From the material below, copy each line that holds the word "label".

**INFORMATION PROVIDED**
++++++
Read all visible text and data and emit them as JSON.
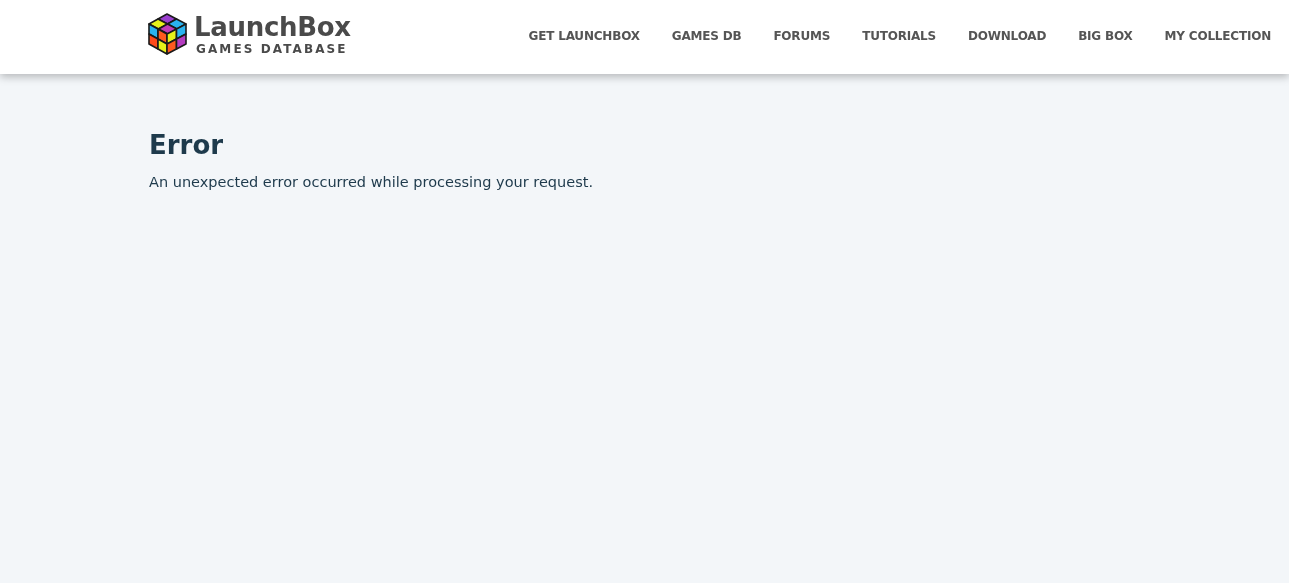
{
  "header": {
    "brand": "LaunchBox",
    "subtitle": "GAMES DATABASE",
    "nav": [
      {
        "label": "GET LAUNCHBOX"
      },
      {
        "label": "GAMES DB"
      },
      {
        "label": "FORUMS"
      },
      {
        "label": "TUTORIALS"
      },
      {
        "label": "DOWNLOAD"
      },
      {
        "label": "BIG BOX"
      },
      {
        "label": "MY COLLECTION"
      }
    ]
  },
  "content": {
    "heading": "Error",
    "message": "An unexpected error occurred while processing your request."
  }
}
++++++
**SOLVED EXERCISE**
        "label": "GET LAUNCHBOX"
        "label": "GAMES DB"
        "label": "FORUMS"
        "label": "TUTORIALS"
        "label": "DOWNLOAD"
        "label": "BIG BOX"
        "label": "MY COLLECTION"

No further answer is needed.